* [DATA EXCERPTS]:
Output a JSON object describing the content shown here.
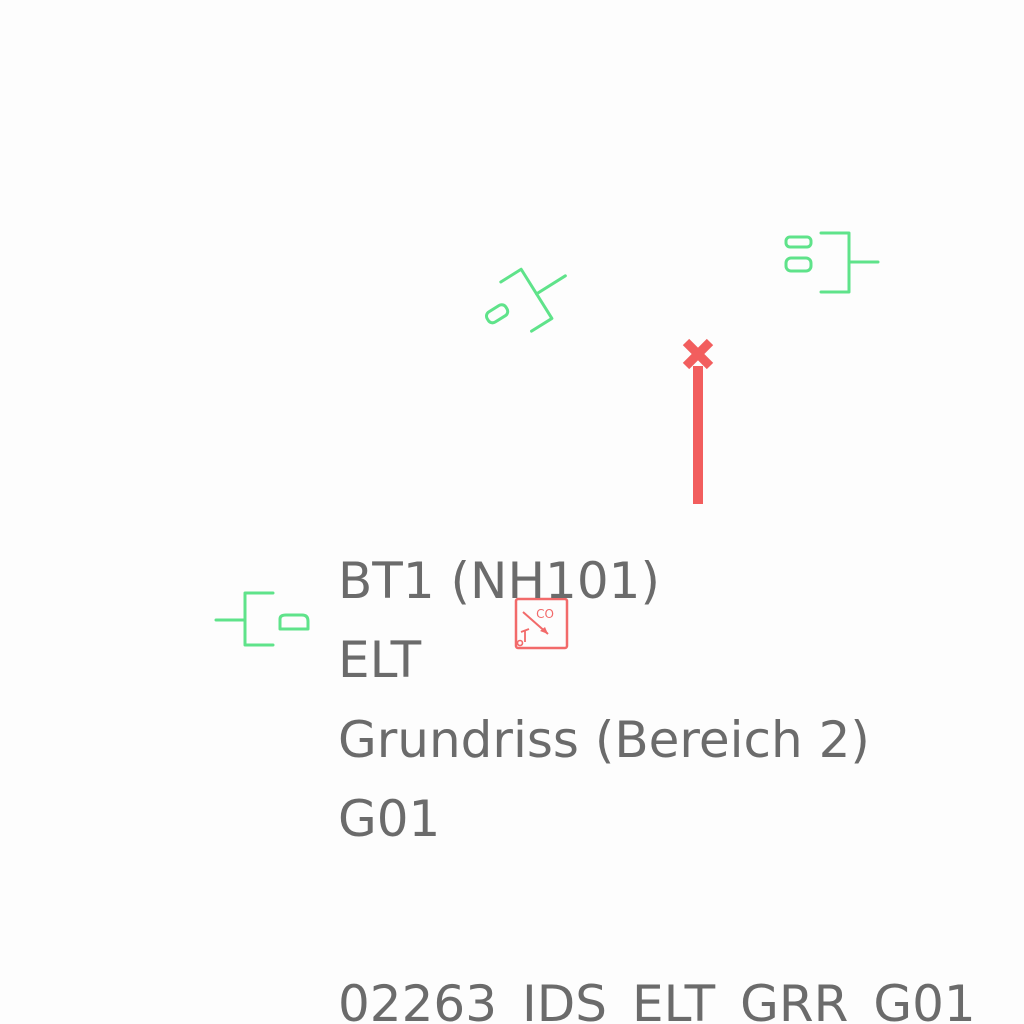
{
  "colors": {
    "background": "#fdfdfd",
    "text": "#6b6b6b",
    "fixture_symbol": "#5fe38a",
    "detector_symbol": "#f26a6a",
    "marker_line": "#f25e5e"
  },
  "icons": {
    "fixture_symbol": "wall-fixture-icon",
    "detector_symbol": "co-detector-icon",
    "marker": "x-marker-icon"
  },
  "detector": {
    "label": "CO"
  },
  "title_block": {
    "project": "BT1 (NH101)",
    "discipline": "ELT",
    "drawing": "Grundriss (Bereich 2)",
    "level": "G01",
    "document_number": "02263_IDS_ELT_GRR_G01"
  }
}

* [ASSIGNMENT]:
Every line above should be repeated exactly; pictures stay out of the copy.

* [WRITTEN SOLUTION]:
Output a JSON object describing the content shown here.
{
  "colors": {
    "background": "#fdfdfd",
    "text": "#6b6b6b",
    "fixture_symbol": "#5fe38a",
    "detector_symbol": "#f26a6a",
    "marker_line": "#f25e5e"
  },
  "icons": {
    "fixture_symbol": "wall-fixture-icon",
    "detector_symbol": "co-detector-icon",
    "marker": "x-marker-icon"
  },
  "detector": {
    "label": "CO"
  },
  "title_block": {
    "project": "BT1 (NH101)",
    "discipline": "ELT",
    "drawing": "Grundriss (Bereich 2)",
    "level": "G01",
    "document_number": "02263_IDS_ELT_GRR_G01"
  }
}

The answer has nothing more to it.